October 31, 2017 is Dark Matter Day, put on by Interactions Collaboration (a group of particle physics communicators). In recognition of Dark Matter Day, this science briefing will review the history, possible nature, and current/future studies of dark matter, including activities to support understanding this ‘hidden’ material.
Prof. Simona Murgia is an Associate Professor in the Department of Physics and Astronomy at the University of California at Irvine. Her previous positions were as a Research Associate, SLAC National Accelerator Laboratory; she performed dark matter searches with gamma rays at KIPAC; she was a member of the Fermi LAT Collaboration; and she was a Research Associate at Stanford University, working in neutrino physics as a member of the MINOS Collaboration. Prof. Murgia received a BSc, Universita' degli Studi di Cagliari, Italy, and a Ph.D. in Physics from Michigan State University.
Dr. Will Dawson is a Research Scientist at Lawrence Livermore National Laboratory. He received his Ph.D. in Physics from the University of California Davis, and his B.Sc. in Maritime Systems Engineering from Texas A&M University Galveston. He is a founding member of the Merging Cluster Collaboration that is using merging galaxy clusters as astrophysical laboratories to constrain the self-interacting properties of dark matter, evolution of galaxies, and particle physics associated with plasma shocks. He is also involved in the Large Synoptic Survey Telescope and the NASA Wide Field Infrared Survey Telescope, with a focus on identifying intermediate mass black holes in the Milky Way through gravitational microlensing. Before obtaining his Ph.D. from UC Davis, Will worked as a structural engineer for five years at Technip, an offshore oil engineering company based in Houston, TX.

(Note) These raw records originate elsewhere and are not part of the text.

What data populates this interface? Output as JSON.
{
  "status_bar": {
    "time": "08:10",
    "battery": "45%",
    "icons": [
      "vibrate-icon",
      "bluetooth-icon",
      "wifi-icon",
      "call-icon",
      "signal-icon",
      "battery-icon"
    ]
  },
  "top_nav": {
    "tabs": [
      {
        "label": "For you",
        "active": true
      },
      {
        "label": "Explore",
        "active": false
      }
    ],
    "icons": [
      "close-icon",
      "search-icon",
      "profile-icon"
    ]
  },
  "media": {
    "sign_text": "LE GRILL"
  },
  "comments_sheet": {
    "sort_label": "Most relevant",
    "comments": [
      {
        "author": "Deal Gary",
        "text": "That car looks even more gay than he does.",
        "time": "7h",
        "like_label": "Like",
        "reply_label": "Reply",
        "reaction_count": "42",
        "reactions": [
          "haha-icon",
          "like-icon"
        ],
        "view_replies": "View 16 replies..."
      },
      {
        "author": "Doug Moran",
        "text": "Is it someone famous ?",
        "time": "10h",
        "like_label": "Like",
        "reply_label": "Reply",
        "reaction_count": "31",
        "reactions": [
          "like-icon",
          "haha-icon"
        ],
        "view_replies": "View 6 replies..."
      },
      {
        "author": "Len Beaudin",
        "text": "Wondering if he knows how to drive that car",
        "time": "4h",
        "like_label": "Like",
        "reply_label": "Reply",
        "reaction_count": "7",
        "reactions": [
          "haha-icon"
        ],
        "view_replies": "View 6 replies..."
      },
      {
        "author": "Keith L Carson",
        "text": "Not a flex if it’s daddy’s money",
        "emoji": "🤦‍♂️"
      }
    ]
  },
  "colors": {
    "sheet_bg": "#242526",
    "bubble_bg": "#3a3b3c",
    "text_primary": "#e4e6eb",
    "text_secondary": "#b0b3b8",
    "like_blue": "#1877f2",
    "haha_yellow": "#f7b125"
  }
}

Carolyn Slivinski is a Community Engagement Specialist at the Space Telescope Science Institute in Baltimore, MD, where she works to connect the informal education community with a wide range of NASA resources. Carolyn first discovered informal education working for a science museum, after beginning her career as an engineer performing spacecraft analyses for a leading satellite manufacturer. She has a BS in Mechanical Engineering from Rutgers University.